Our next step is to take this technology and begin to roll it out to as many places in the province as we can for bail hearings. In the future, the bail courts of the Provincial Court will be presumptively virtual, saving accused persons hours of travel to courts and being displaced from their communities. They will appear for their bail hearings from police stations and correctional centres as much as possible. Their counsel will also appear by video, as will the judge.
At the same time, we have to take into account the fact that many of the parties who appear in Provincial Court do not have access to computers or electronic devices or have internet plans that would permit them to access the courts using videoconferencing. Accordingly, we are also carrying out some hearings by telephone. We have developed guidelines (NP 21) to assist people appearing by telephone.
As of June 8, 2020, the Provincial Court has resumed in-person proceedings in a limited number of courtrooms around the province to hear some priority matters that cannot be conducted remotely. On June 15 the Provincial Court opened in 28 more locations across the province. Initial appearance courts opened on June 15 in many locations across the province. The in-court work of the Provincial Court is already commencing.
What are your plans for further adaptations?
The Victoria early resolution model is a new front-end process that started in May 2019 to assist families in the early resolution of their issues before any court appearances. Except for urgent matters, parties are required to meet with a Family Justice Worker as a first step. There is early assessment, mediation, access to resources such as legal advice, and parenting education services. The goal of the model is to help parents achieve collaborative resolution. We would like to see this model rolled out to other locations as it allows for early legal advice, and mediation helps families become court-ready for any outstanding issues.
We are also working on a streamlined process for changing child/spousal support where income is impacted by COVID-19.
What are the most immediate changes that would be most helpful to your court?
- Increased video and audio capacity.
- Document management system to facilitate the filing of exhibits and other electronic documents in virtual/remote hearings.
- Greater access to technology and internet for members of the public who do not have access to the same technological resources as others may have.
- Legislative revisions enabling more to be done remotely or, where appropriate, without in person requirements.
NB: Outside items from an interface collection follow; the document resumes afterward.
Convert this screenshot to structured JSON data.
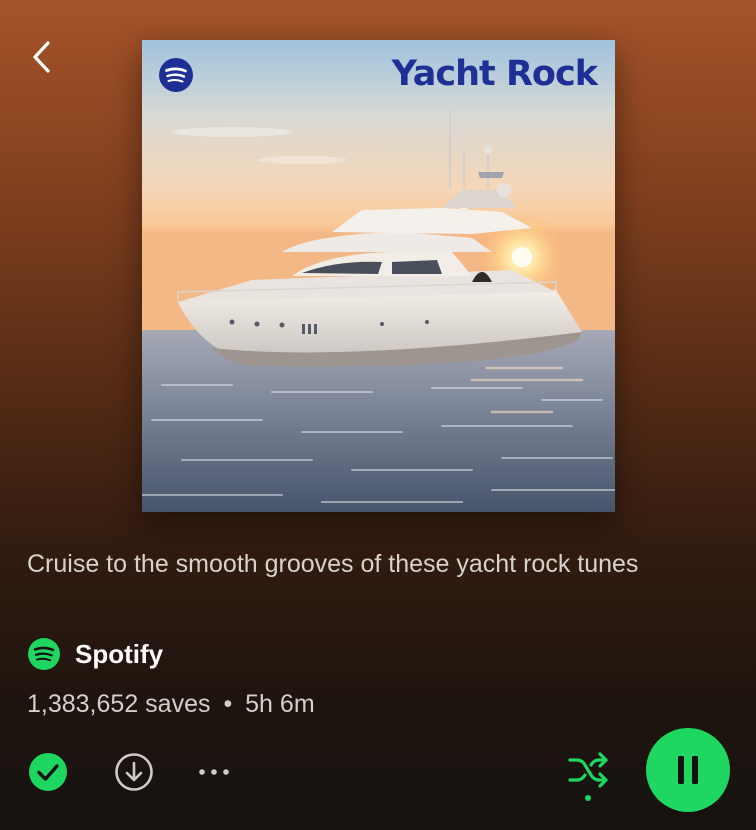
{
  "nav": {
    "back_icon": "chevron-left-icon"
  },
  "cover": {
    "title": "Yacht Rock",
    "logo_icon": "spotify-icon",
    "title_color": "#1e2f96"
  },
  "playlist": {
    "description": "Cruise to the smooth grooves of these yacht rock tunes",
    "owner": "Spotify",
    "owner_icon": "spotify-icon",
    "saves": "1,383,652 saves",
    "separator": "•",
    "duration": "5h 6m"
  },
  "actions": {
    "saved_icon": "check-circle-icon",
    "download_icon": "download-icon",
    "more_icon": "ellipsis-icon",
    "shuffle_icon": "shuffle-icon",
    "pause_icon": "pause-icon"
  },
  "colors": {
    "accent": "#1ed760",
    "background_top": "#a5542a",
    "background_bottom": "#161210"
  }
}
For example, currently the telewarrant provision in the Criminal Code requires that it be “impracticable to appear personally” and that limits the scope of when that section can be used.
- Legislative changes to the Offence Act to assist in modernizing traffic court.
What can lawyers do to help the courts overcome its challenges?
We have had excellent engagement with both defence and Crown counsel and we appreciate all of counsels’ efforts to accommodate this period of change.
We encourage counsel to:
- review their files and discuss issues with each other before their court appearance to assist with resolution and trial management issues (such as narrowing the issues)
- reach out to judicial case managers to assist with scheduling issues
- bring creative approaches to the Court that allow us to facilitate access to justice and meet statutory requirements
- appear on behalf of their clients whenever possible, and use forms to consent adjourn matters where there is nothing substantive occurring on the date a matter is adjourned to
- embrace technology and learn about how to use remote technology to appear virtually in court where possible.